If you currently have cancer or you’re a cancer survivor, you may have a lot of questions about the available COVID-19 vaccines. As far as where you can get the vaccine if you have cancer, SurvivorNet has a state-by-state guide currently available.

What Should Cancer Patients and Survivors Know About the COVID-19 Vaccine?
Steven Cornfield

Before you start scheduling an appointment, you may want some basic information, and the following are a few important things to know.

The Basics of COVID-19 Vaccines

So far, there are three approved COVID-19 vaccines in the U.S. These vaccines are unique, and they teach the immune system how to recognize and then fight the virus causing COVID-19. It may take a few weeks after you get vaccinated to reach immunity.

According to the CDC, the approved COVID vaccines have undergone some of the most rigorous safety monitoring in the U.S.

Some people may have side effects after they get a vaccine, like feeling tired or getting chills or body aches, but the CDC says these side effects should go away in a few days.

The COVID-19 vaccines currently available are messenger RNA vaccines or mRNA vaccines.

An mRNA vaccine tells your cells to make a spike protein, which is found on the virus surface of COVID-19. Once the mRNA instructions are in your immune cells, the cells make a protein piece, and then the cell breaks down the instructions and eliminates them. The cell then shows a protein piece on the surface, and our immune system recognizes it shouldn’t be there and builds an immune response.

The idea is that once the process of the vaccine is done, our bodies know how to protect against future infection.

There are three shots available under emergency use authorization from the FDA right now.
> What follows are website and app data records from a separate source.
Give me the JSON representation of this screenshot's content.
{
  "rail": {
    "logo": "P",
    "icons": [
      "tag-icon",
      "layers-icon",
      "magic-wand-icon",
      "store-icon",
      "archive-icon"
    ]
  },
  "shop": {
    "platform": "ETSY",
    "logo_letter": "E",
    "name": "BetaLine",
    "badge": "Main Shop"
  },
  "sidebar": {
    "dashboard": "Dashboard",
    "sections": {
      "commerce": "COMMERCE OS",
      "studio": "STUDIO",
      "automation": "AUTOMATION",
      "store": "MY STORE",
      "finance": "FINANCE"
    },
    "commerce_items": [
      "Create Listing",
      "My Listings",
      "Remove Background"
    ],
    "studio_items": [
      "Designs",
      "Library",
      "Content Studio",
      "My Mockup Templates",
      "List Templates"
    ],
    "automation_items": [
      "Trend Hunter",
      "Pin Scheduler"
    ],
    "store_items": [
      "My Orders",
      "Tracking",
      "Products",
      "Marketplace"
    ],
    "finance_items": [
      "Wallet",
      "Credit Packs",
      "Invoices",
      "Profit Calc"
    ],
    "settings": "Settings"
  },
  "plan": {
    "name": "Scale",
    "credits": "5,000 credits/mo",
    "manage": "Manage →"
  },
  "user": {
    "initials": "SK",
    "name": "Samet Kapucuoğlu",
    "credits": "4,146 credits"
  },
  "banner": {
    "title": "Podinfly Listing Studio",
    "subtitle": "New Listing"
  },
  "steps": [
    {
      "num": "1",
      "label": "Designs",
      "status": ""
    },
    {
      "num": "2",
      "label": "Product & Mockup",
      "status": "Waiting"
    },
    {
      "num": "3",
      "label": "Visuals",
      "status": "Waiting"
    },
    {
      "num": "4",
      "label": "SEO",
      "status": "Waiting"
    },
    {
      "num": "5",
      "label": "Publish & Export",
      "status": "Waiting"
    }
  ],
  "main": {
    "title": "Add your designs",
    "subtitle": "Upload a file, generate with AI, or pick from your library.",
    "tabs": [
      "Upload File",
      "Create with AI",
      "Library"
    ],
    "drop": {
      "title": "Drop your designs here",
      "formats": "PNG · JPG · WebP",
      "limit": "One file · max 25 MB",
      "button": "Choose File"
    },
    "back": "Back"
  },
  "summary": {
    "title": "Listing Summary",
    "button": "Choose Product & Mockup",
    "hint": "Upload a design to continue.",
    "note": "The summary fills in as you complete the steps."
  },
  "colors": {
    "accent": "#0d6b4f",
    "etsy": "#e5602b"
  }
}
There’s the Pfizer-BioNTech vaccine, given in two doses and authorized for people 16 and older. The doses are given three weeks apart.

There’s the Moderna vaccine, authorized for people 18 and older. It’s given in two doses, four weeks apart.

The newest approved vaccine is the Johnson & Johnson option, authorized for people 18 and older and given in a single injection.

The J&J vaccine isn’t actually an mRNA vaccine. Instead, it contains a type of virus that triggers the immune system to recognize and attack the COVID-19 vaccine if you’re exposed to it. It’s not a live virus because it can’t reproduce in the body or cause disease.

Can Cancer Patients Get Vaccines?

Cancer patients can get vaccines, sometimes, but it depends on different factors you have to talk about with your doctor.

For example, factors that play a role in whether or not you can get a vaccine, in general, include the type of cancer you have or had, if you’re still being treated, the type of vaccine, and if your immune system is working correctly.

Only your doctor can make a determination as to whether or not a COVID-19 vaccine is right for you.

Are Cancer Patients Prioritized?

The supply of vaccines in the U.S. was initially very limited. Many states started vaccinating health care workers first.

Now, however, the pool of available vaccines is expanding.

The CDC has recommendations as to who should get the vaccine first, but states can set their own guidelines.

Cancer patients weren’t in the CDC’s guidelines for people to get the vaccine first, but they are in one of the next priority groups, and they fall under the category of high-risk medical conditions.

Should You Get the Vaccine?

Again, whether or not to get the vaccine is something you need to speak to your doctor about, but many medical groups do advise people with cancer or a history of cancer to get a COVID-19 vaccine when it becomes available to them.

The biggest concern, according to the American Cancer Society, isn’t necessarily whether or not it’s safe for people with cancer, but how effective it will end up being, especially in people with weakened immune systems.

The studies of the vaccines did not initially include people who were getting treatment with drugs that suppress the immune system or in people with weakened immune systems for other reasons.

Your doctor can go over the risks versus the benefits of getting a COVID-19 vaccine with you and help you figure out the right path.

Additionally, even after getting a vaccine, depending on your situation, your doctor might still advise you to wear a mask and avoid places with poor air circulation and crowds, as well as continuing to practice social distancing.